Task prompt: The lines to copy from the data below are those that hold the string "JSON".

Material for this exercise:
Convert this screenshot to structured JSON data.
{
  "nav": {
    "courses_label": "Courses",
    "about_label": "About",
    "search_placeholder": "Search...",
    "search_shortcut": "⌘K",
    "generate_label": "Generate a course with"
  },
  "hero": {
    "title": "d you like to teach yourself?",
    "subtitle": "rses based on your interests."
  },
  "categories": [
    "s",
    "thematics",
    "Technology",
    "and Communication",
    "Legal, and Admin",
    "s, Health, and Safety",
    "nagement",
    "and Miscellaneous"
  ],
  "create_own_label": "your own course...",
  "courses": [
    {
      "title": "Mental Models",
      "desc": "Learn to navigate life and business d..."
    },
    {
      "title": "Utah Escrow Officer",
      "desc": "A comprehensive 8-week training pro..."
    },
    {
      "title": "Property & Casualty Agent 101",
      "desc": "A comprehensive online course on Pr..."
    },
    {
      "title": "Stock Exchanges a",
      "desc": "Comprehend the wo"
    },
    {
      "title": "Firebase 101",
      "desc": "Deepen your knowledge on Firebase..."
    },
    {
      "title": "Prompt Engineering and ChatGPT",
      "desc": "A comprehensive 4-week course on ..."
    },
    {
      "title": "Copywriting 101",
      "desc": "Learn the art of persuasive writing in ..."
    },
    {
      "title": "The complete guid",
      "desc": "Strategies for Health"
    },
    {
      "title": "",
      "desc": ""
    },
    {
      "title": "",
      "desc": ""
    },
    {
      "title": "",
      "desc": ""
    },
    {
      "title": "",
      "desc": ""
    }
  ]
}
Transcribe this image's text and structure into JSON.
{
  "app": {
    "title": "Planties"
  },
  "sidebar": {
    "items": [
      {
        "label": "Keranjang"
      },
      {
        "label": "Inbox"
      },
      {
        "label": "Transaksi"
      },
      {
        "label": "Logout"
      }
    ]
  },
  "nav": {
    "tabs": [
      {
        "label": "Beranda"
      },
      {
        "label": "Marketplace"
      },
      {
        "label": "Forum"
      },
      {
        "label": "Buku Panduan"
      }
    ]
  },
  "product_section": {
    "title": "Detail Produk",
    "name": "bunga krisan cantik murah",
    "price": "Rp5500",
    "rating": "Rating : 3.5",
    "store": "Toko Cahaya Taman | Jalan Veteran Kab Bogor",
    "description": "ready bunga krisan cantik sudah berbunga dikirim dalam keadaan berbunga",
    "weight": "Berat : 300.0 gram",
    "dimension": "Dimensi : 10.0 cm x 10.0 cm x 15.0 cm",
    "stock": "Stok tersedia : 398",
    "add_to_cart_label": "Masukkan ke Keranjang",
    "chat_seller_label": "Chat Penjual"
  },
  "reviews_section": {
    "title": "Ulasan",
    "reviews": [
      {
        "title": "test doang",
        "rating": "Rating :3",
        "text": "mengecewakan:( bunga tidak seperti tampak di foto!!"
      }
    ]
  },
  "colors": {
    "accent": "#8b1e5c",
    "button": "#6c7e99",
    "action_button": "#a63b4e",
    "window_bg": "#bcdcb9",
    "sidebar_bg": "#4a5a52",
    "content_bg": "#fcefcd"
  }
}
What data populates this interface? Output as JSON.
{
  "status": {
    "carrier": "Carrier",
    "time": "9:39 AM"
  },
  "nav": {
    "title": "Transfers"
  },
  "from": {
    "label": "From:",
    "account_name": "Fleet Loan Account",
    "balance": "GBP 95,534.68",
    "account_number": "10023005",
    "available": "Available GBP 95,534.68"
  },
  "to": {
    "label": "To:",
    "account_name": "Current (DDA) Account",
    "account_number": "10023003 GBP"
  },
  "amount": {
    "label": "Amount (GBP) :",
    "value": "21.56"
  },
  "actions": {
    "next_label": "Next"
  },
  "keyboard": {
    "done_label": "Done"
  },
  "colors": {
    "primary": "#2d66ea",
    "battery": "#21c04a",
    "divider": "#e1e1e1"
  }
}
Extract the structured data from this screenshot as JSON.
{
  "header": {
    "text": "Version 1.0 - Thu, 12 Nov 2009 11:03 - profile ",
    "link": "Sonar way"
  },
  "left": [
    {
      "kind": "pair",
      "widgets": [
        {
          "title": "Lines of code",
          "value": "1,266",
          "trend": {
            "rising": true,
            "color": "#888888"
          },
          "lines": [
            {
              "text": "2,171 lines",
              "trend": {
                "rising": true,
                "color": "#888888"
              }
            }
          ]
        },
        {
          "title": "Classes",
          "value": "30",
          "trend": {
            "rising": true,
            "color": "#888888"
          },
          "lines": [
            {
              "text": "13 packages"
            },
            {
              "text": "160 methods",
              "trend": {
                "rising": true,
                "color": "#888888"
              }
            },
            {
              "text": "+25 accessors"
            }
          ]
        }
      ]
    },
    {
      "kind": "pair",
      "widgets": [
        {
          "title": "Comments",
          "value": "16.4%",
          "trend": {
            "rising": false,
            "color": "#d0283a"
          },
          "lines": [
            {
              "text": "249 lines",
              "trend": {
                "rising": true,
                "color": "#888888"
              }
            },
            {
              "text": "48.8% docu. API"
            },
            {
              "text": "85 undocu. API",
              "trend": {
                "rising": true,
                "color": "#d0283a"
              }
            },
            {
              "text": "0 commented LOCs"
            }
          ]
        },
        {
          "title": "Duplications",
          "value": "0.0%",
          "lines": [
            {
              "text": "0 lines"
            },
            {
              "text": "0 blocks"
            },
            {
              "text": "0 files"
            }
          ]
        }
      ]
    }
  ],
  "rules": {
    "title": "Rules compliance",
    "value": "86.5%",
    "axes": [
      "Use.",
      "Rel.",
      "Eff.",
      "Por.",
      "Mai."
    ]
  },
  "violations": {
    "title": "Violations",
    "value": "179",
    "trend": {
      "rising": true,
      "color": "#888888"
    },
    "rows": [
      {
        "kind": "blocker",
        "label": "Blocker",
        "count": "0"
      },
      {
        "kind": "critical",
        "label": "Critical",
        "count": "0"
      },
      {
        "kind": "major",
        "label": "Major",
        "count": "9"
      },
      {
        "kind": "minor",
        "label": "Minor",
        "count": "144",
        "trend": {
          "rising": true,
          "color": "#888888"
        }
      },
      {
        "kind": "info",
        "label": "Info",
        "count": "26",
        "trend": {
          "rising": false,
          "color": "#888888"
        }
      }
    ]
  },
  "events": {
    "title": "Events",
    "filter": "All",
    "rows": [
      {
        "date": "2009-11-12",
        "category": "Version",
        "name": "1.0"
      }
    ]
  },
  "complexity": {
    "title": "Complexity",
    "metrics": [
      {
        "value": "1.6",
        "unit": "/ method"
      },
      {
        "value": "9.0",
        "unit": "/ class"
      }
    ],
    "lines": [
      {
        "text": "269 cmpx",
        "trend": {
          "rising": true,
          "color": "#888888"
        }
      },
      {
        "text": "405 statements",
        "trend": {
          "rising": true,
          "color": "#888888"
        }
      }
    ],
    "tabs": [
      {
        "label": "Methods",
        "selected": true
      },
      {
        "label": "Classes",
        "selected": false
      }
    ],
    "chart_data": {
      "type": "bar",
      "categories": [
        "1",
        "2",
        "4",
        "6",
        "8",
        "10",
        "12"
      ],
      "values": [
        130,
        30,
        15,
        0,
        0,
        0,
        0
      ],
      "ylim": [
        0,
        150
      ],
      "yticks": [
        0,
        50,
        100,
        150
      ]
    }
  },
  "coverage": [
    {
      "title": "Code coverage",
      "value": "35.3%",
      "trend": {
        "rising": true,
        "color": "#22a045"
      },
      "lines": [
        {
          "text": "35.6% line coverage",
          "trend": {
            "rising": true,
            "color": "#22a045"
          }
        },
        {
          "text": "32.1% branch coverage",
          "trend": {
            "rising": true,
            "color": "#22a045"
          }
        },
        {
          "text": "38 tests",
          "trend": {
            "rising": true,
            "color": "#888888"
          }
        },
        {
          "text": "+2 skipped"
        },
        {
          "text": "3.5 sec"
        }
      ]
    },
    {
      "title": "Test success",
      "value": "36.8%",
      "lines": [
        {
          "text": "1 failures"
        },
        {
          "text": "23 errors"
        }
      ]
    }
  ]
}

Reply to the task:
Convert this screenshot to structured JSON data.
Transcribe this image's text and structure into JSON.
What data populates this interface? Output as JSON.
Extract the structured data from this screenshot as JSON.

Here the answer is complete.